Axton Burton and their greenhouse

Axton Burton is a tropical plant enthusiast, but in their rainy home state of Washington, keeping warm weather-loving plants alive is no easy feat. Seeking out a greenhouse for their leafy friends and finding limited affordable options, Axton decided to build their own, but with a sustainable twist─the entire greenhouse is made from recycled glass jars.

An impressive mosaic-like structure, the greenhouse is made up of 4,516 glass jars, all donated from the community surrounding Axton’s home of Redmond, Washington. Large jars, like empty jam and pasta sauce containers, make up the bulk of the greenhouse, with smaller nail polish bottles filling the gaps in between. Colorful marbles block the tiniest spaces in the walls, adding a pop of color to the collection of circular glass.

Axton cleans the jars and removes their labels before gluing them into the walls. Construction on the greenhouse started in January 2020, and Axton says “the only thing left is to plug in moss between the spaces between the jars that the nail polish bottles don’t fit in.” This plant material will help insulate the greenhouse.

Wine barrel rain catcher

The recycled jars make the structure sustainable, but they aren’t the only green aspect of this greenhouse. A rain catcher made from an old wine barrel captures the region’s frequent precipitation. Pumps and hoses then carry the rainwater into the greenhouse where it keeps the interior humid with daily misting.

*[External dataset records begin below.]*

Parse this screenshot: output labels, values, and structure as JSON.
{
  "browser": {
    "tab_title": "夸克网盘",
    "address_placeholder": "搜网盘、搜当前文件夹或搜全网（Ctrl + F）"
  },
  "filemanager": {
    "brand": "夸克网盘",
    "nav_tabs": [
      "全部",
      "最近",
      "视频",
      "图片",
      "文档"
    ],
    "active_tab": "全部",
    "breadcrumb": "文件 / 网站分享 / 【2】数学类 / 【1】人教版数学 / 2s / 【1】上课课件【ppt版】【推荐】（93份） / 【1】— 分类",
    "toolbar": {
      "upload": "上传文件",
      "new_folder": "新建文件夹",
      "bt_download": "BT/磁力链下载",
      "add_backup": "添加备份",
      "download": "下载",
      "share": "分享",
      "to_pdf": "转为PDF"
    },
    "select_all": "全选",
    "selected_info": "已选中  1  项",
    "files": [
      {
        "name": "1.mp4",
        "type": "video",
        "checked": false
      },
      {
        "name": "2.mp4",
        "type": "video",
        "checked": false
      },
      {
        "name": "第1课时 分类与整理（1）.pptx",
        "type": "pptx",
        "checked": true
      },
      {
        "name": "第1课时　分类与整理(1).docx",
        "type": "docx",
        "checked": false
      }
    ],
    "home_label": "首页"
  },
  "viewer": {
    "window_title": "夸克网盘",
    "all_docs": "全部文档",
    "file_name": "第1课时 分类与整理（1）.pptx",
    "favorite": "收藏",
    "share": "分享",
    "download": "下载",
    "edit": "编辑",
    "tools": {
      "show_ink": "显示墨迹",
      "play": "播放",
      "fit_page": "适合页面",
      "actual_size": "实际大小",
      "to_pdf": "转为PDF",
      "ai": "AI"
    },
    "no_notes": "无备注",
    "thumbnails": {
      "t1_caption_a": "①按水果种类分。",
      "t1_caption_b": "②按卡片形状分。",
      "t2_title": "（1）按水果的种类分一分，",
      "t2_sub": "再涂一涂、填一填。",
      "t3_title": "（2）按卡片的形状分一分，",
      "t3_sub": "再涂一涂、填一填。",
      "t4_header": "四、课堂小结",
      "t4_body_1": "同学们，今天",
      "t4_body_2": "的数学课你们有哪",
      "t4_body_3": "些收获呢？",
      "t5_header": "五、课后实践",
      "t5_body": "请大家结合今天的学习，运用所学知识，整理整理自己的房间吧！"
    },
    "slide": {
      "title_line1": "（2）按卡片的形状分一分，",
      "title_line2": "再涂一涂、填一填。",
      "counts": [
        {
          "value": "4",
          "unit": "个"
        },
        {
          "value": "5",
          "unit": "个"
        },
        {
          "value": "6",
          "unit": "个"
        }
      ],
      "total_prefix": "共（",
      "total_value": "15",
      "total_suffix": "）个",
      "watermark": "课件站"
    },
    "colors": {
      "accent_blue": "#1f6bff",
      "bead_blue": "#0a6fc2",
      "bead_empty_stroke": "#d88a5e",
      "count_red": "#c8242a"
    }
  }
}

Although Axton had some help with the more technical construction elements, they say that most of the building process was trial and error. Some of the measurements had to be redone and they hit a bump in the road when it came to accounting for the slight slant in the driveway which the greenhouse sits on, but now, Axton is welcoming visitors to marvel at the nearly complete greenhouse. Many of the visitors are people who donated jars for the construction. Four people have also reached out to Axton seeking to replicate the innovative design.

As a busy independent business owner and transgender healthcare advocate, Axton isn’t taking on any greenhouse commissions at the moment, but for anyone looking to take on a complex creative endeavor like theirs, Axton has a clear message: “Go for it. It’s possible; you can do it.”

Solutions News Source Print this article
More of Today's Solutions

Solar-powered solutions for Gaza’s water crisis illuminate a path throu...

In the heart of the Gaza Strip, amid a humanitarian catastrophe exacerbated by violence, war, and blockades, a ray of light shines via the ...

Read More

The science behind birds’ singing in their sleep

In the complex world of avian behavior, researchers have discovered a fascinating phenomenon: birds sing while sleeping. Scientists observed muscular contractions in a bird's ...

Read More

The history of square dancing in America—part I of True American

The Optimist Daily is taking a journey into ideas and symbols that shape the world with our our mini-series True American. Our first episode ...

Read More

AI makes wind farms safer for birds— a win for green energy expansion

For years, concerns over the potential harm wind turbines might cause to birds have been an obstacle to the expansion of wind energy. However, ...

Read More